country must double its exports over the next 11 years. To attain this goal, Cameroon must diversify its export products and explore new markets that are less demanding than the European Union (EU) and China, which are so far its main trading partners. In this vein, the updated version of the National Export Strategy was presented recently in Yaounde. The document, which was designed in 2014 for Cameroon's entry into the Economic Partnership Agreements with the EU, has been revised and now focuses on exports to Nigeria and Central African countries.

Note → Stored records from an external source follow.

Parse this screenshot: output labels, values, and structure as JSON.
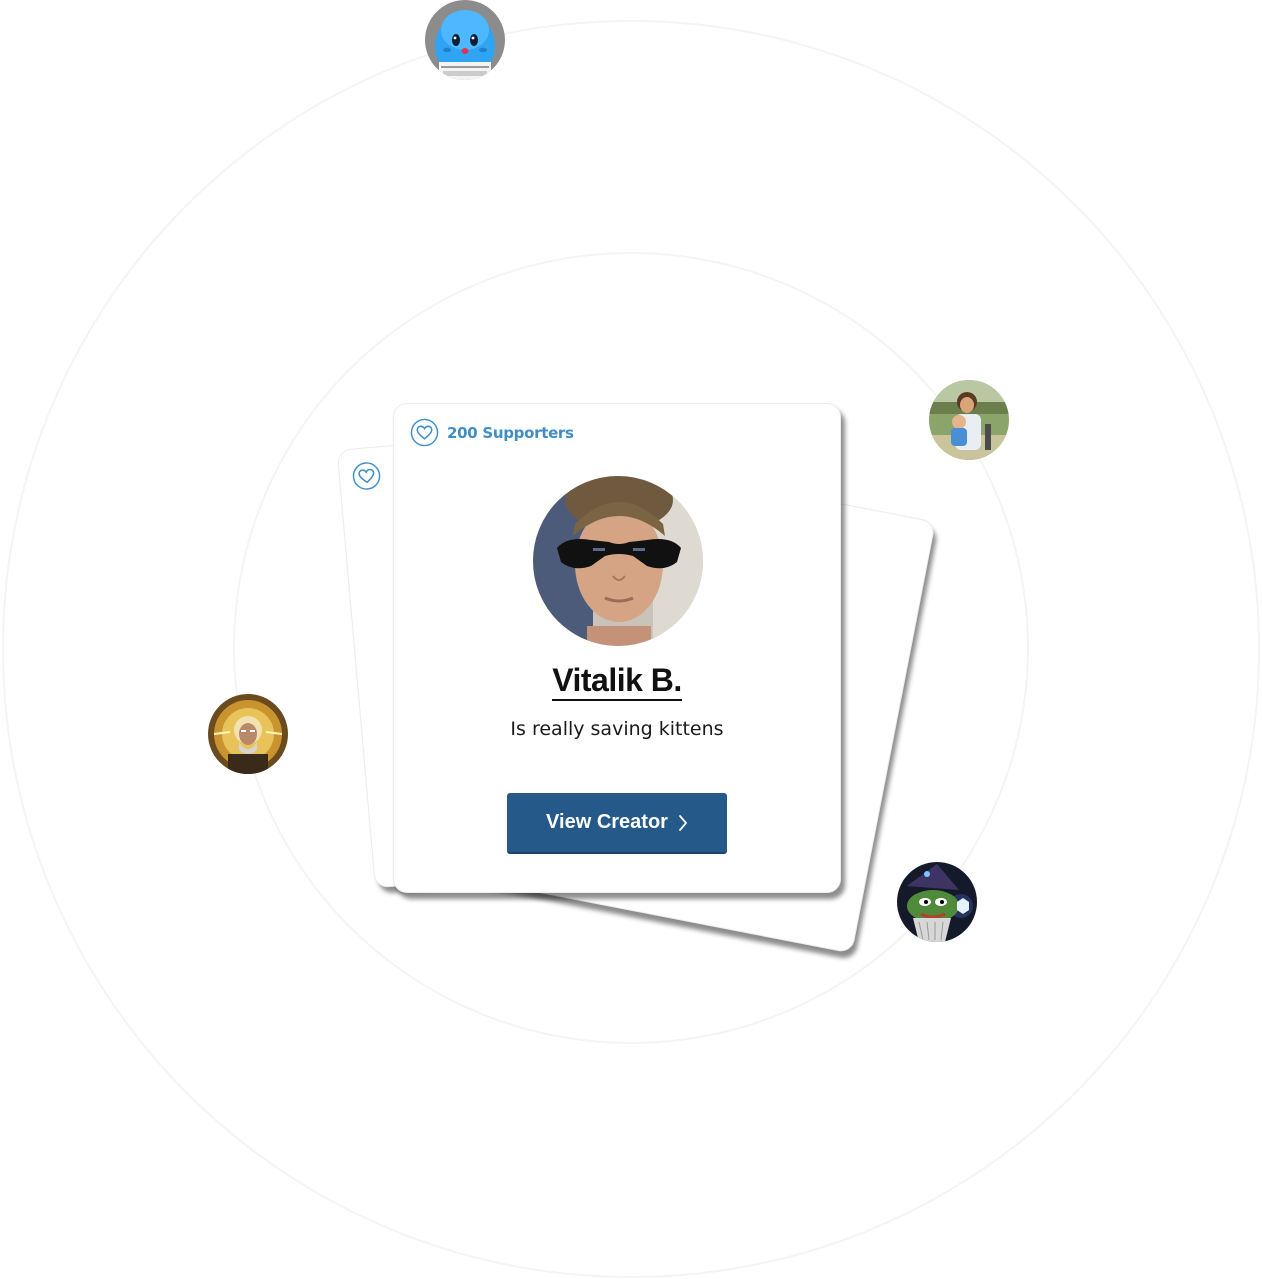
{
  "creator_card": {
    "supporters_label": "200 Supporters",
    "name": "Vitalik B.",
    "tagline": "Is really saving kittens",
    "button_label": "View Creator",
    "heart_icon": "heart-outline-icon",
    "button_icon": "chevron-right-icon"
  },
  "colors": {
    "accent_blue": "#3f8ec7",
    "button_blue": "#24598a",
    "text_dark": "#111111"
  },
  "orbiting_avatars": [
    {
      "name": "avatar-blue-mascot"
    },
    {
      "name": "avatar-family-photo"
    },
    {
      "name": "avatar-wizard"
    },
    {
      "name": "avatar-pepe"
    }
  ]
}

The updated strategy paper therefore recommends the revitalisation of the export apparatus, provision of financial support to exporters, management of packaging quality, product standardization and certification, further improvement of logistics and trade facilitation. The strategic document builds on the geographical strengths of Cameroon, notably its proximity to Nigeria, with a market of 190 million consumers, its openness to the sea and its ability to serve landlocked countries such as Chad and the Central African Republic. "The advantage with this strategy is the conquest of markets that are less demanding and easy to penetrate due, among other things, to the entry into force of the African Continental Free Trade Area," Engelbert Ateke Olomo, Head of the Policy Unit at the Ministry of the Economy, Planning and Regional Planning (MINEPAT) said. More studies will be conducted to develop a profile for each of the target countries that will enable local entrepreneurs to produce according to country-specific needs.

(Source: Excerpt from Cameroon Tribune No. 11932 September 2019)